> [Assignment] A single figure is required: the number of lines in the data below that hold the word "icon".

-------

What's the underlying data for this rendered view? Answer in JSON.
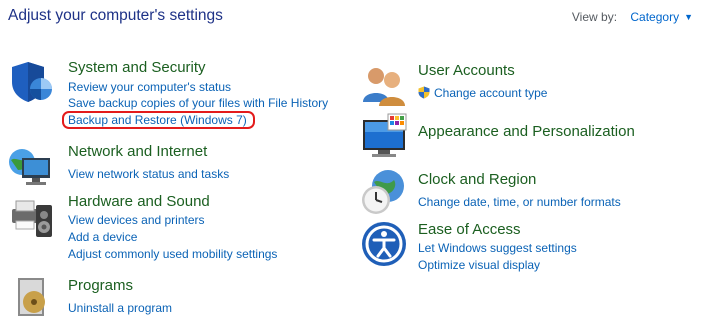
{
  "header": {
    "title": "Adjust your computer's settings",
    "view_by_label": "View by:",
    "view_by_value": "Category"
  },
  "left_categories": [
    {
      "title": "System and Security",
      "icon": "shield-security-icon",
      "links": [
        "Review your computer's status",
        "Save backup copies of your files with File History",
        "Backup and Restore (Windows 7)"
      ]
    },
    {
      "title": "Network and Internet",
      "icon": "network-globe-icon",
      "links": [
        "View network status and tasks"
      ]
    },
    {
      "title": "Hardware and Sound",
      "icon": "printer-speaker-icon",
      "links": [
        "View devices and printers",
        "Add a device",
        "Adjust commonly used mobility settings"
      ]
    },
    {
      "title": "Programs",
      "icon": "programs-disc-icon",
      "links": [
        "Uninstall a program"
      ]
    }
  ],
  "right_categories": [
    {
      "title": "User Accounts",
      "icon": "users-icon",
      "links": [
        "Change account type"
      ]
    },
    {
      "title": "Appearance and Personalization",
      "icon": "monitor-palette-icon",
      "links": []
    },
    {
      "title": "Clock and Region",
      "icon": "clock-globe-icon",
      "links": [
        "Change date, time, or number formats"
      ]
    },
    {
      "title": "Ease of Access",
      "icon": "ease-of-access-icon",
      "links": [
        "Let Windows suggest settings",
        "Optimize visual display"
      ]
    }
  ],
  "colors": {
    "title_blue": "#1e3287",
    "category_green": "#1b5f20",
    "link_blue": "#0b63b6",
    "highlight_red": "#e31b1b"
  }
}
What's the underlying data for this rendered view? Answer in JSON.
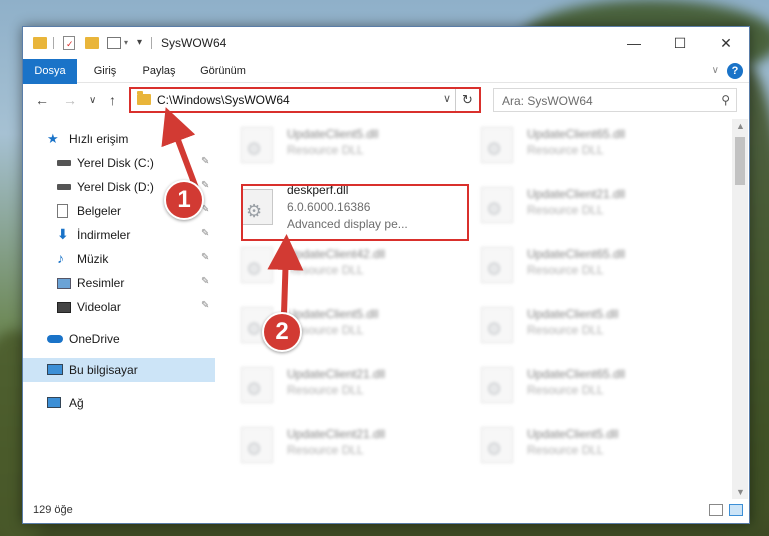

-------

> [Written answer] 8